I wasn’t as nervous as I should have been. My best friend and husband both volunteered to come to the appointment, but I figured it was just a formality and went on my own. When I arrived at the Woman’s Hospital Imaging Desk, I was given a number and told to go through a door to a corresponding desk. I sat down at the desk, and the nice lady took my driver’s license and insurance card and told me I could pay for “all, half, or some” of the day’s visit. She then instructed me to sit in the waiting room and I would be called back shortly. Pretty standard.
The nurse called my name and told me that for women over 28, they prefer to do both a mammogram and an ultrasound. She had me pick a locker, undress from the top up, put on a button front scrub-like top, put my belongings in the locker and sit in a waiting area. This was when I started getting nervous. Besides sitting in a room with a bunch of bra-less women, I was by far the youngest one there. One of the other women was talking to the nurse about being in remission. That’s when it hit me that it was possible that my world was about to change.
I had heard that mammograms “hurt,” but since pain is relative, I wasn’t quite sure what to expect. When I got in the room, the nurse asked me to point out where I felt the lump and she marked it with a sticker. She had me scoot up to the machine where she maneuvered my breast and arm into position. A plastic plate came down and she told me to hold my breath. Then breathe. It definitely hurt worse than I had imagined. It was as if she had stuffed every inch that she could fit into that machine. Then she told me she wanted to get a little more muscle in. Ouch! After 3-4 scans on each side, I was sent back into the waiting room while my scans were read.

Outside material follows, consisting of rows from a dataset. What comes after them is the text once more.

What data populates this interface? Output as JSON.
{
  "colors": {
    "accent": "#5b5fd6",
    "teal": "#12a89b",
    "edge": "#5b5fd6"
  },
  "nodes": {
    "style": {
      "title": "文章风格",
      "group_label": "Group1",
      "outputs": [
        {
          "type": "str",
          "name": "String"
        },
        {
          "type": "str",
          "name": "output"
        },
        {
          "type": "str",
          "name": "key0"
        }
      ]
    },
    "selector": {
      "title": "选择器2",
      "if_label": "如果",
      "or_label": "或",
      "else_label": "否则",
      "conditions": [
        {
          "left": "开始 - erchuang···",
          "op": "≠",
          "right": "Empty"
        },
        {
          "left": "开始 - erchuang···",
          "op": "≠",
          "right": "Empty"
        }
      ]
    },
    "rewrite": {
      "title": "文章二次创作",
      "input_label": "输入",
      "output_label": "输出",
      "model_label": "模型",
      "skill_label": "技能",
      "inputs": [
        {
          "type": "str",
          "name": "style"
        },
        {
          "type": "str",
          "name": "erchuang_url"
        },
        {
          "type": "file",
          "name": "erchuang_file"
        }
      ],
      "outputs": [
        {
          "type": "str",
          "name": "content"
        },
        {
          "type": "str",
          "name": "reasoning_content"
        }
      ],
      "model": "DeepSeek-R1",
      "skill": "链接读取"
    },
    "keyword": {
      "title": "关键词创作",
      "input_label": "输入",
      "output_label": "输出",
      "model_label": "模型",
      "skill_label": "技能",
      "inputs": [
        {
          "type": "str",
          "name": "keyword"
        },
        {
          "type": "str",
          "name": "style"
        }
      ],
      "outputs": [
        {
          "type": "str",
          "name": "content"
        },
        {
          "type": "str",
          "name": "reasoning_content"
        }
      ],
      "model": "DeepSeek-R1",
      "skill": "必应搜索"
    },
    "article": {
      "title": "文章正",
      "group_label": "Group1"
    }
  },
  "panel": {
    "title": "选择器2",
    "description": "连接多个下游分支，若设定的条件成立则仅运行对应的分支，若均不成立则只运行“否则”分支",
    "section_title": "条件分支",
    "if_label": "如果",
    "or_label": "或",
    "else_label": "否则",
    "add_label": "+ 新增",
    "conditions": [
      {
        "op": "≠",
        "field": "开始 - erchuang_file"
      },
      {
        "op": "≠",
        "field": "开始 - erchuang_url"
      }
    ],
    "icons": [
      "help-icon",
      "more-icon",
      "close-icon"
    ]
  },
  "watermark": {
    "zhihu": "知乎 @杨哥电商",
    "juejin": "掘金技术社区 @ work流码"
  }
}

I enjoyed some House Hunters until my name was again called. As we walked the hall to yet another waiting room, the nurse casually told me that everything looked fine on the mammogram. Whew. I didn’t know if I would have to wait to talk to my doctor or if I would find out the results right away, so this was a relief.
A few more minutes of House Hunters in the ultrasound waiting room, and I was called back again. This time, the room looked familiar. Basically just like an ultrasound during pregnancy. She had me lie down, squirted out some gel, and got to work. It was nice to be able to see the screen in front of me as she went through the ultrasound. She explained what she was seeing and what I had felt. As my OB had predicted, there was a spot where all of the tissue came together causing me to feel a hard mass. Nothing to worry about. She confirmed with the doctor and sent me on my way.
While it wasn’t painless, it was an experience I’m glad to have had. I have two family members who have survived breast cancer. While I knew that it was more common in older women, I have heard enough stories of young women getting it that there was always that thought in the back of my head. What if there is something there that no one is looking for? Finding that lump was a bit of a blessing because it gave me the opportunity to find out for sure that there wasn’t a hidden monster lurking in my D cups. It reminded me of how precious life can be and how quickly it can change. So this is your reminder to do those monthly exams. And don’t be afraid of the dreaded mammogram!